On our first day of class, we also learned how to introduce ourselves. You know, to all our Luxembourgish friends.
Wéi heescht Dir? = What is your name? (formal) 
Ech heeschen Elisabeth. = My name is Elisabeth.
Wéi ass Ären Numm? = What is your name? (formal) 
Mäin Numm ass Elisabeth. = My name is Elisabeth.
Remember how one of my very first posts about learning Luxembourgish talked about the similarities between German and Luxembourgish? Introductions are a great example of this linguistic proximity. In German, you ask "Wie heißt du?" (or "Wie heißen Sie?" if you're being formal); in Luxembourgish, it's "Wéi heeschs du?" (or "Wéi heescht Dir?"). A German would answer with "Ich heiße..." while a Luxembourger would respond with "Ech heeschen..."

As you continue, the similarities only continue. While a German friend might inquire "Wie geht's?", a Luxembourger would be inclined to use the following expressions:
Wéi geet et? = How are you? (How is it going?)
Et geet mir gut. = I'm doing well. (It's going well.)
Et geet tipp topp! = Great! :)
Et geet guer net gutt. = Really bad. :(
Sometimes when learning a language in a classroom, you are taught words and phrases that are a little outdated or silly sounding ... and don't realize until later that you have been speaking like a very quirky old woman. So naturally, when hearing someone describe their state of wellness as "tipp topp", you might be tempted to think that this, too, was une expression démodée. Except that in this case, it's totally not.

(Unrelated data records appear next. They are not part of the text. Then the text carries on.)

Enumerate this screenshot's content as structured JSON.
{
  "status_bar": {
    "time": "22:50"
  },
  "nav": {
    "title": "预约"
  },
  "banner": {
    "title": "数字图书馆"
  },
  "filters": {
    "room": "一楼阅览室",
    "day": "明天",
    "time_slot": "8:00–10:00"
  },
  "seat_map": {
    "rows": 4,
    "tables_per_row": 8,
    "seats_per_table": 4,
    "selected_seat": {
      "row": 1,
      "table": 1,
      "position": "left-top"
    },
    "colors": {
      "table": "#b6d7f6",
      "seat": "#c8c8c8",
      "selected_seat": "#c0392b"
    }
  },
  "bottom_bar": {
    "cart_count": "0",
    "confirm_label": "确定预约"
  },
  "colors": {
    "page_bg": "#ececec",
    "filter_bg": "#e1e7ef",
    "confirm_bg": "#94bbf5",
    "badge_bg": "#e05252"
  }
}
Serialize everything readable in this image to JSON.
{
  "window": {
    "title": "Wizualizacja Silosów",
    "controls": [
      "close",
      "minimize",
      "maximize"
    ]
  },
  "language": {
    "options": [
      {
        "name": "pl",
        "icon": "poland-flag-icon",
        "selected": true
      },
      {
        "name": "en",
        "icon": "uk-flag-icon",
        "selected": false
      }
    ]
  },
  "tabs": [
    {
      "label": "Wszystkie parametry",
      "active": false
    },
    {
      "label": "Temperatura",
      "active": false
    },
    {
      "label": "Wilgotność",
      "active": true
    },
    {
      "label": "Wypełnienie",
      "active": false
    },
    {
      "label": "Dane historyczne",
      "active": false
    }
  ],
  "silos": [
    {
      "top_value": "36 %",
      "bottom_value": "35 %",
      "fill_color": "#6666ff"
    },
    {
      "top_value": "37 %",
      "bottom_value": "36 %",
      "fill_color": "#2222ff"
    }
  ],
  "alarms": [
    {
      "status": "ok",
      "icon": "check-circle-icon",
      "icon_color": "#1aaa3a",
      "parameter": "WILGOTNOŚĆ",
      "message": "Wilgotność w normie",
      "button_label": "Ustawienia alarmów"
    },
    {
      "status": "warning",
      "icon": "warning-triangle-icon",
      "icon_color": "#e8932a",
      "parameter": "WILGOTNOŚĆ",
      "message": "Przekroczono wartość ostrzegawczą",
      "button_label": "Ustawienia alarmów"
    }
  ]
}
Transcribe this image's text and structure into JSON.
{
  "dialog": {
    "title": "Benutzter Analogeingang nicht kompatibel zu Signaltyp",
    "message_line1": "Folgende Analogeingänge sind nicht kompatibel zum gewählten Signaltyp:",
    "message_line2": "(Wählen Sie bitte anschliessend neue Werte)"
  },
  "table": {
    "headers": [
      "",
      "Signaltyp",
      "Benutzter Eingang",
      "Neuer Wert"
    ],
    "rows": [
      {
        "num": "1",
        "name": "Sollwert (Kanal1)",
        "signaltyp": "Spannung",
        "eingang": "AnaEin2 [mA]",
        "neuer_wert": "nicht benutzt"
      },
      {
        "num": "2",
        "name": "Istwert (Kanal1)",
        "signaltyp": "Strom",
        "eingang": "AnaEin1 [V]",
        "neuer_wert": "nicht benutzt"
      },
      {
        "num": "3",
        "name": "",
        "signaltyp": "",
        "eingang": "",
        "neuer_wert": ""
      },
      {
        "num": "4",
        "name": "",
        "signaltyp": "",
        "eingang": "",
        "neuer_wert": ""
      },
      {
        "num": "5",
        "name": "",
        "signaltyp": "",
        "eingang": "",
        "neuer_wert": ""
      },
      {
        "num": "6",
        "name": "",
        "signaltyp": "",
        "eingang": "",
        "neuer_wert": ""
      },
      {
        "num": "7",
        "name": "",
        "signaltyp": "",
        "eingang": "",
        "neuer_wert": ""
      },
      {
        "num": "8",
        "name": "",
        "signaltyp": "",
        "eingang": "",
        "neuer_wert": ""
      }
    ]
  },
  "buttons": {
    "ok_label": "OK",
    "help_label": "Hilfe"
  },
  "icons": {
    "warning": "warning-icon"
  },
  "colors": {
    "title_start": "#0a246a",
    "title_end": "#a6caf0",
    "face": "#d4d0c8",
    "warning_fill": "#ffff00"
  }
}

Luxembourgers say "tipp topp" ALL. THE. TIME. And I love them for it.

If it seems like I am already studying hard ... it's because I am! Although the course I am taking is technically free, we were asked to fork over a rather hefty 34 euros for the textbook called Schwätzt Dir Lëtzebuergesch? (This means "Do you speak Luxembourgish?" and the answer is a resounding NO.) On the plus side, this financial investment is quickly translating to a strong sense of academic devotion. In my budget-stretching, corner-cutting world, if you spend 34 euros on a book, then you are going to USE. THAT. BOOK.


Stay tuned for more exciting updates from the land of A1.1 Luxembourgish, including my answer to the all-important question: "Why learn Luxembourgish?" But for now, Äddi!